▶ _WORK TO BE COMPLETED_
Every record must be written out once more, with nothing added or omitted.

▶ _Extracted records_
◆ ◆ ◆ ◆ ◆ ◆ ◆

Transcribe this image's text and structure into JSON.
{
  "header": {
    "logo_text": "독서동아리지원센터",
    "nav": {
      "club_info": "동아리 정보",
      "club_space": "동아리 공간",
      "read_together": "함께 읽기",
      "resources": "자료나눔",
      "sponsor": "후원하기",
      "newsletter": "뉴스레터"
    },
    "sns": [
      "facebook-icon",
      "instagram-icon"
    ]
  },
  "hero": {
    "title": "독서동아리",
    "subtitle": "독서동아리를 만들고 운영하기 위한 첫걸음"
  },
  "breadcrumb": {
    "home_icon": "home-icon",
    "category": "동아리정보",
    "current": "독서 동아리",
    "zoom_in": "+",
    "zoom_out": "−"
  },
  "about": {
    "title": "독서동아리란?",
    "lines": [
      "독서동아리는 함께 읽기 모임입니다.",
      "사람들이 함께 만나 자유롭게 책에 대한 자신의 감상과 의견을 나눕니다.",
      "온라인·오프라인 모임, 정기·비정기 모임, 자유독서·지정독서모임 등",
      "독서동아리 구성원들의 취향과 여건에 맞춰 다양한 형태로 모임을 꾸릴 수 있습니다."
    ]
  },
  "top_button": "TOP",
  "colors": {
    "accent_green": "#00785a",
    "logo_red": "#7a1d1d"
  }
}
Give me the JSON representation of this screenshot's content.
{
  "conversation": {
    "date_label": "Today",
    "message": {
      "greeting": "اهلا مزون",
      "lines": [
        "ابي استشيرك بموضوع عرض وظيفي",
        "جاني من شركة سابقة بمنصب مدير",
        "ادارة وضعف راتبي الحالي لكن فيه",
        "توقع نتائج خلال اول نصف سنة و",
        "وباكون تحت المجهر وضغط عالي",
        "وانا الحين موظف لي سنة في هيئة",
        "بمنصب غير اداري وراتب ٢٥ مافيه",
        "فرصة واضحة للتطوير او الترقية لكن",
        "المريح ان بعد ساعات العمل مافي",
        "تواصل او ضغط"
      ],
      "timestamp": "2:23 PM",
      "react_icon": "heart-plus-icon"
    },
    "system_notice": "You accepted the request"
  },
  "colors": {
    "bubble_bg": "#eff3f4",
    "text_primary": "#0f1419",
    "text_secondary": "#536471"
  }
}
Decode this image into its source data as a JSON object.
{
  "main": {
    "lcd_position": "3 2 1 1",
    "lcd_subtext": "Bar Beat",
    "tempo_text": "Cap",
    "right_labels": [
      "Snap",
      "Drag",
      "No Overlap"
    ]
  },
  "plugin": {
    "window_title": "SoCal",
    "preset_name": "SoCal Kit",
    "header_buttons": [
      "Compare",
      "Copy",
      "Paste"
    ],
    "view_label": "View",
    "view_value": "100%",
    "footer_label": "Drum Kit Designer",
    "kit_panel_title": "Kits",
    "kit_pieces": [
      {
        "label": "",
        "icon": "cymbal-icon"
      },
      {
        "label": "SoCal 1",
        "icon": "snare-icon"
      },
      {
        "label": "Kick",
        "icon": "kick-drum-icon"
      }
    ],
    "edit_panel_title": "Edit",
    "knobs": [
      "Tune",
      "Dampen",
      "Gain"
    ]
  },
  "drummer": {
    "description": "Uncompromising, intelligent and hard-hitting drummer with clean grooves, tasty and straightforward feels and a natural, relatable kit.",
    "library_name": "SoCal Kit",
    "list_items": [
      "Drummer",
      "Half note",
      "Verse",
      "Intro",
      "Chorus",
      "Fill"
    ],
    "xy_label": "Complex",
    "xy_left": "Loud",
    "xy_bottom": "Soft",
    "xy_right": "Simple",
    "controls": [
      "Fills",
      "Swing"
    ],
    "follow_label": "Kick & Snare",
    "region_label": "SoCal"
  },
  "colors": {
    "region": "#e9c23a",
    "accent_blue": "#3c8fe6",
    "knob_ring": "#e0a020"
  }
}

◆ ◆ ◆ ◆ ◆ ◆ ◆

▶ _REPLY_
Transcribe this image's text and structure into JSON.
{
  "header": {
    "logo_text": "독서동아리지원센터",
    "nav": {
      "club_info": "동아리 정보",
      "club_space": "동아리 공간",
      "read_together": "함께 읽기",
      "resources": "자료나눔",
      "sponsor": "후원하기",
      "newsletter": "뉴스레터"
    },
    "sns": [
      "facebook-icon",
      "instagram-icon"
    ]
  },
  "hero": {
    "title": "독서동아리",
    "subtitle": "독서동아리를 만들고 운영하기 위한 첫걸음"
  },
  "breadcrumb": {
    "home_icon": "home-icon",
    "category": "동아리정보",
    "current": "독서 동아리",
    "zoom_in": "+",
    "zoom_out": "−"
  },
  "about": {
    "title": "독서동아리란?",
    "lines": [
      "독서동아리는 함께 읽기 모임입니다.",
      "사람들이 함께 만나 자유롭게 책에 대한 자신의 감상과 의견을 나눕니다.",
      "온라인·오프라인 모임, 정기·비정기 모임, 자유독서·지정독서모임 등",
      "독서동아리 구성원들의 취향과 여건에 맞춰 다양한 형태로 모임을 꾸릴 수 있습니다."
    ]
  },
  "top_button": "TOP",
  "colors": {
    "accent_green": "#00785a",
    "logo_red": "#7a1d1d"
  }
}
Give me the JSON representation of this screenshot's content.
{
  "conversation": {
    "date_label": "Today",
    "message": {
      "greeting": "اهلا مزون",
      "lines": [
        "ابي استشيرك بموضوع عرض وظيفي",
        "جاني من شركة سابقة بمنصب مدير",
        "ادارة وضعف راتبي الحالي لكن فيه",
        "توقع نتائج خلال اول نصف سنة و",
        "وباكون تحت المجهر وضغط عالي",
        "وانا الحين موظف لي سنة في هيئة",
        "بمنصب غير اداري وراتب ٢٥ مافيه",
        "فرصة واضحة للتطوير او الترقية لكن",
        "المريح ان بعد ساعات العمل مافي",
        "تواصل او ضغط"
      ],
      "timestamp": "2:23 PM",
      "react_icon": "heart-plus-icon"
    },
    "system_notice": "You accepted the request"
  },
  "colors": {
    "bubble_bg": "#eff3f4",
    "text_primary": "#0f1419",
    "text_secondary": "#536471"
  }
}
Decode this image into its source data as a JSON object.
{
  "main": {
    "lcd_position": "3 2 1 1",
    "lcd_subtext": "Bar Beat",
    "tempo_text": "Cap",
    "right_labels": [
      "Snap",
      "Drag",
      "No Overlap"
    ]
  },
  "plugin": {
    "window_title": "SoCal",
    "preset_name": "SoCal Kit",
    "header_buttons": [
      "Compare",
      "Copy",
      "Paste"
    ],
    "view_label": "View",
    "view_value": "100%",
    "footer_label": "Drum Kit Designer",
    "kit_panel_title": "Kits",
    "kit_pieces": [
      {
        "label": "",
        "icon": "cymbal-icon"
      },
      {
        "label": "SoCal 1",
        "icon": "snare-icon"
      },
      {
        "label": "Kick",
        "icon": "kick-drum-icon"
      }
    ],
    "edit_panel_title": "Edit",
    "knobs": [
      "Tune",
      "Dampen",
      "Gain"
    ]
  },
  "drummer": {
    "description": "Uncompromising, intelligent and hard-hitting drummer with clean grooves, tasty and straightforward feels and a natural, relatable kit.",
    "library_name": "SoCal Kit",
    "list_items": [
      "Drummer",
      "Half note",
      "Verse",
      "Intro",
      "Chorus",
      "Fill"
    ],
    "xy_label": "Complex",
    "xy_left": "Loud",
    "xy_bottom": "Soft",
    "xy_right": "Simple",
    "controls": [
      "Fills",
      "Swing"
    ],
    "follow_label": "Kick & Snare",
    "region_label": "SoCal"
  },
  "colors": {
    "region": "#e9c23a",
    "accent_blue": "#3c8fe6",
    "knob_ring": "#e0a020"
  }
}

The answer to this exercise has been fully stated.